*** Opening of Extracted information ***

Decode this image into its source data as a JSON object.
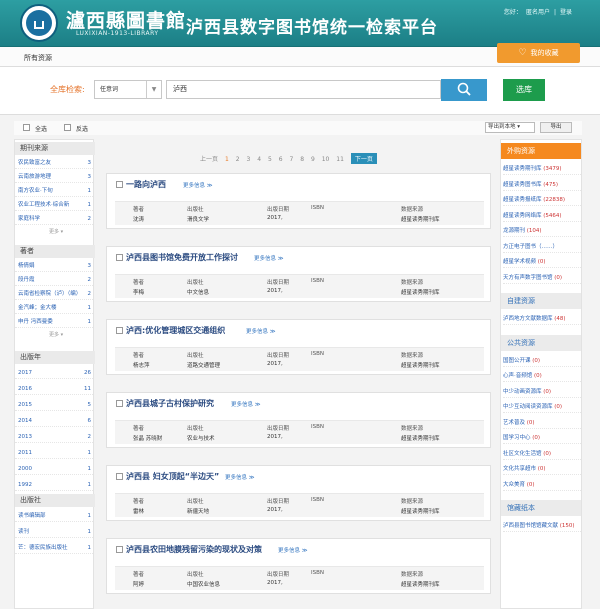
{
  "header": {
    "library_name": "瀘西縣圖書館",
    "library_en": "LUXIXIAN-1913-LIBRARY",
    "platform_title": "泸西县数字图书馆统一检索平台",
    "greeting": "您好：",
    "user": "匿名用户",
    "separator": "|",
    "logout": "登录"
  },
  "nav": {
    "all_resources": "所有资源",
    "favorites": "我的收藏"
  },
  "search": {
    "label": "全库检索:",
    "field": "任意词",
    "query": "泸西",
    "button_icon": "search-icon",
    "select_lib": "选库"
  },
  "toolbar": {
    "select_all": "全选",
    "invert": "反选",
    "export_format": "导出到本地",
    "export": "导出"
  },
  "left": {
    "sections": [
      {
        "title": "期刊来源",
        "items": [
          {
            "label": "农民致富之友",
            "count": "3"
          },
          {
            "label": "云南旅游地理",
            "count": "3"
          },
          {
            "label": "南方农业·下旬",
            "count": "1"
          },
          {
            "label": "农业工程技术·综合新",
            "count": "1"
          },
          {
            "label": "家庭科学",
            "count": "2"
          }
        ],
        "more": "更多"
      },
      {
        "title": "著者",
        "items": [
          {
            "label": "杨倩娟",
            "count": "3"
          },
          {
            "label": "段丹霞",
            "count": "2"
          },
          {
            "label": "云南省检察院（泸）（编）",
            "count": "2"
          },
          {
            "label": "金汽峰；金大楼",
            "count": "1"
          },
          {
            "label": "申丹 冯西曼委",
            "count": "1"
          }
        ],
        "more": "更多"
      },
      {
        "title": "出版年",
        "items": [
          {
            "label": "2017",
            "count": "26"
          },
          {
            "label": "2016",
            "count": "11"
          },
          {
            "label": "2015",
            "count": "5"
          },
          {
            "label": "2014",
            "count": "6"
          },
          {
            "label": "2013",
            "count": "2"
          },
          {
            "label": "2011",
            "count": "1"
          },
          {
            "label": "2000",
            "count": "1"
          },
          {
            "label": "1992",
            "count": "1"
          }
        ]
      },
      {
        "title": "出版社",
        "items": [
          {
            "label": "读书编辑部",
            "count": "1"
          },
          {
            "label": "读刊",
            "count": "1"
          },
          {
            "label": "芒：德宏民族出版社",
            "count": "1"
          }
        ]
      }
    ]
  },
  "pager": {
    "prev": "上一页",
    "pages": [
      "1",
      "2",
      "3",
      "4",
      "5",
      "6",
      "7",
      "8",
      "9",
      "10",
      "11"
    ],
    "current": "1",
    "next": "下一页"
  },
  "results": {
    "headers": [
      "著者",
      "出版社",
      "出版日期",
      "ISBN",
      "数据来源"
    ],
    "more_info": "更多信息",
    "items": [
      {
        "title": "一路向泸西",
        "author": "沈涛",
        "publisher": "滑良文学",
        "date": "2017,",
        "isbn": "",
        "source": "超星读秀期刊库"
      },
      {
        "title": "泸西县图书馆免费开放工作探讨",
        "author": "李梅",
        "publisher": "中文信息",
        "date": "2017,",
        "isbn": "",
        "source": "超星读秀期刊库"
      },
      {
        "title": "泸西:优化管理城区交通组织",
        "author": "杨志萍",
        "publisher": "道路交通管理",
        "date": "2017,",
        "isbn": "",
        "source": "超星读秀期刊库"
      },
      {
        "title": "泸西县城子古村保护研究",
        "author": "张晶 苏晓财",
        "publisher": "农业与技术",
        "date": "2017,",
        "isbn": "",
        "source": "超星读秀期刊库"
      },
      {
        "title": "泸西县 妇女顶起“半边天”",
        "author": "雷林",
        "publisher": "新疆天地",
        "date": "2017,",
        "isbn": "",
        "source": "超星读秀期刊库"
      },
      {
        "title": "泸西县农田地膜残留污染的现状及对策",
        "author": "阿婷",
        "publisher": "中国农业信息",
        "date": "2017,",
        "isbn": "",
        "source": "超星读秀期刊库"
      }
    ]
  },
  "right": {
    "sections": [
      {
        "title": "外购资源",
        "items": [
          {
            "label": "超星读秀期刊库",
            "count": "(3479)"
          },
          {
            "label": "超星读秀图书库",
            "count": "(475)"
          },
          {
            "label": "超星读秀报纸库",
            "count": "(22838)"
          },
          {
            "label": "超星读秀网络库",
            "count": "(5464)"
          },
          {
            "label": "龙源期刊",
            "count": "(104)"
          },
          {
            "label": "方正电子图书（……）",
            "count": ""
          },
          {
            "label": "超星学术视频",
            "count": "(0)"
          },
          {
            "label": "天方有声数字图书馆",
            "count": "(0)"
          }
        ]
      },
      {
        "title": "自建资源",
        "items": [
          {
            "label": "泸西地方文献数据库",
            "count": "(48)"
          }
        ]
      },
      {
        "title": "公共资源",
        "items": [
          {
            "label": "国图公开课",
            "count": "(0)"
          },
          {
            "label": "心声·音频馆",
            "count": "(0)"
          },
          {
            "label": "中少动画资源库",
            "count": "(0)"
          },
          {
            "label": "中少互动阅读资源库",
            "count": "(0)"
          },
          {
            "label": "艺术普及",
            "count": "(0)"
          },
          {
            "label": "国学习中心",
            "count": "(0)"
          },
          {
            "label": "社区文化生活馆",
            "count": "(0)"
          },
          {
            "label": "文化共享超市",
            "count": "(0)"
          },
          {
            "label": "大众美育",
            "count": "(0)"
          }
        ]
      },
      {
        "title": "馆藏纸本",
        "items": [
          {
            "label": "泸西县图书馆馆藏文献",
            "count": "(150)"
          }
        ]
      }
    ]
  },
  "colors": {
    "header": "#2d9ea2",
    "accent_orange": "#f19a2e",
    "search_blue": "#3898cc",
    "lib_green": "#1d9c4c",
    "link": "#2a62b4"
  }
}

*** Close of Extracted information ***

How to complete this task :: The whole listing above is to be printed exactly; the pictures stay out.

Answer ::
Decode this image into its source data as a JSON object.
{
  "header": {
    "library_name": "瀘西縣圖書館",
    "library_en": "LUXIXIAN-1913-LIBRARY",
    "platform_title": "泸西县数字图书馆统一检索平台",
    "greeting": "您好：",
    "user": "匿名用户",
    "separator": "|",
    "logout": "登录"
  },
  "nav": {
    "all_resources": "所有资源",
    "favorites": "我的收藏"
  },
  "search": {
    "label": "全库检索:",
    "field": "任意词",
    "query": "泸西",
    "button_icon": "search-icon",
    "select_lib": "选库"
  },
  "toolbar": {
    "select_all": "全选",
    "invert": "反选",
    "export_format": "导出到本地",
    "export": "导出"
  },
  "left": {
    "sections": [
      {
        "title": "期刊来源",
        "items": [
          {
            "label": "农民致富之友",
            "count": "3"
          },
          {
            "label": "云南旅游地理",
            "count": "3"
          },
          {
            "label": "南方农业·下旬",
            "count": "1"
          },
          {
            "label": "农业工程技术·综合新",
            "count": "1"
          },
          {
            "label": "家庭科学",
            "count": "2"
          }
        ],
        "more": "更多"
      },
      {
        "title": "著者",
        "items": [
          {
            "label": "杨倩娟",
            "count": "3"
          },
          {
            "label": "段丹霞",
            "count": "2"
          },
          {
            "label": "云南省检察院（泸）（编）",
            "count": "2"
          },
          {
            "label": "金汽峰；金大楼",
            "count": "1"
          },
          {
            "label": "申丹 冯西曼委",
            "count": "1"
          }
        ],
        "more": "更多"
      },
      {
        "title": "出版年",
        "items": [
          {
            "label": "2017",
            "count": "26"
          },
          {
            "label": "2016",
            "count": "11"
          },
          {
            "label": "2015",
            "count": "5"
          },
          {
            "label": "2014",
            "count": "6"
          },
          {
            "label": "2013",
            "count": "2"
          },
          {
            "label": "2011",
            "count": "1"
          },
          {
            "label": "2000",
            "count": "1"
          },
          {
            "label": "1992",
            "count": "1"
          }
        ]
      },
      {
        "title": "出版社",
        "items": [
          {
            "label": "读书编辑部",
            "count": "1"
          },
          {
            "label": "读刊",
            "count": "1"
          },
          {
            "label": "芒：德宏民族出版社",
            "count": "1"
          }
        ]
      }
    ]
  },
  "pager": {
    "prev": "上一页",
    "pages": [
      "1",
      "2",
      "3",
      "4",
      "5",
      "6",
      "7",
      "8",
      "9",
      "10",
      "11"
    ],
    "current": "1",
    "next": "下一页"
  },
  "results": {
    "headers": [
      "著者",
      "出版社",
      "出版日期",
      "ISBN",
      "数据来源"
    ],
    "more_info": "更多信息",
    "items": [
      {
        "title": "一路向泸西",
        "author": "沈涛",
        "publisher": "滑良文学",
        "date": "2017,",
        "isbn": "",
        "source": "超星读秀期刊库"
      },
      {
        "title": "泸西县图书馆免费开放工作探讨",
        "author": "李梅",
        "publisher": "中文信息",
        "date": "2017,",
        "isbn": "",
        "source": "超星读秀期刊库"
      },
      {
        "title": "泸西:优化管理城区交通组织",
        "author": "杨志萍",
        "publisher": "道路交通管理",
        "date": "2017,",
        "isbn": "",
        "source": "超星读秀期刊库"
      },
      {
        "title": "泸西县城子古村保护研究",
        "author": "张晶 苏晓财",
        "publisher": "农业与技术",
        "date": "2017,",
        "isbn": "",
        "source": "超星读秀期刊库"
      },
      {
        "title": "泸西县 妇女顶起“半边天”",
        "author": "雷林",
        "publisher": "新疆天地",
        "date": "2017,",
        "isbn": "",
        "source": "超星读秀期刊库"
      },
      {
        "title": "泸西县农田地膜残留污染的现状及对策",
        "author": "阿婷",
        "publisher": "中国农业信息",
        "date": "2017,",
        "isbn": "",
        "source": "超星读秀期刊库"
      }
    ]
  },
  "right": {
    "sections": [
      {
        "title": "外购资源",
        "items": [
          {
            "label": "超星读秀期刊库",
            "count": "(3479)"
          },
          {
            "label": "超星读秀图书库",
            "count": "(475)"
          },
          {
            "label": "超星读秀报纸库",
            "count": "(22838)"
          },
          {
            "label": "超星读秀网络库",
            "count": "(5464)"
          },
          {
            "label": "龙源期刊",
            "count": "(104)"
          },
          {
            "label": "方正电子图书（……）",
            "count": ""
          },
          {
            "label": "超星学术视频",
            "count": "(0)"
          },
          {
            "label": "天方有声数字图书馆",
            "count": "(0)"
          }
        ]
      },
      {
        "title": "自建资源",
        "items": [
          {
            "label": "泸西地方文献数据库",
            "count": "(48)"
          }
        ]
      },
      {
        "title": "公共资源",
        "items": [
          {
            "label": "国图公开课",
            "count": "(0)"
          },
          {
            "label": "心声·音频馆",
            "count": "(0)"
          },
          {
            "label": "中少动画资源库",
            "count": "(0)"
          },
          {
            "label": "中少互动阅读资源库",
            "count": "(0)"
          },
          {
            "label": "艺术普及",
            "count": "(0)"
          },
          {
            "label": "国学习中心",
            "count": "(0)"
          },
          {
            "label": "社区文化生活馆",
            "count": "(0)"
          },
          {
            "label": "文化共享超市",
            "count": "(0)"
          },
          {
            "label": "大众美育",
            "count": "(0)"
          }
        ]
      },
      {
        "title": "馆藏纸本",
        "items": [
          {
            "label": "泸西县图书馆馆藏文献",
            "count": "(150)"
          }
        ]
      }
    ]
  },
  "colors": {
    "header": "#2d9ea2",
    "accent_orange": "#f19a2e",
    "search_blue": "#3898cc",
    "lib_green": "#1d9c4c",
    "link": "#2a62b4"
  }
}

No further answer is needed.